Additive manufacturing (AM) constantly gains in importance in the manufacturing industry. Compared to classical manufacturing technologies, it offers many advantages such as almost unlimited design freedom, direct manufacturing of parts from CAD models and affordable manufacturing even at low quantities. Furthermore, parts can be produced with minimum excessive material consumption compared to conventional manufacturing methods. This leads to a significantly reduced ecological footprint of AM. State of the art industrial printers, which achieve high resolution and accuracy, are based on the stereolithography (SLA) principle in combination with Galvanometer beam steering, which scan a laser spot over a resin surface for photopolymerization. Scanning speeds between 2 m/s and 30 m/s are typical and limited by the scanner dynamics, such that medium and large part counts are not economically achievable. By speeding up the manufacturing processes this limitation can be circumvented, enabling additive mass production.
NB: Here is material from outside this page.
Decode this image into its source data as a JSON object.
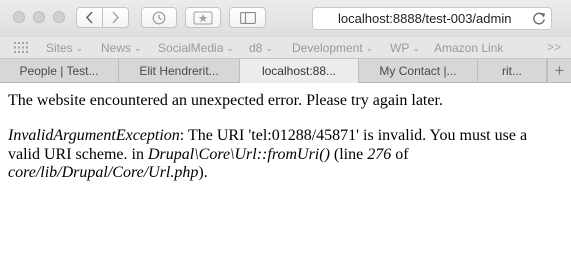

In order to increase the printing speed and volume without impairing the achievable resolution, an integrated opto-mechatronic system design is applied in this project. In the development of the optical scanning unit, not only conventional galvanometer scanners, but also other scanners such as fast steering mirrors and polygon scanners will be considered. Such components will be synthesized to complement each other, where their interaction will be explicitly considered. Control algorithms of the synthesized system will be selected and designed by considering the underlying physical phenomena, such as mechanical dynamics and photochemical dynamics for the highest possible performance.
Schematic setup of the polygon mirror based SLA 3D-printer. The light engine, which consists out of a laser stabilizing mirror and the polygon scanner, is moved by two linear motors.[/caption]
The AMS group offers vacant positions at PhD and PostDoc level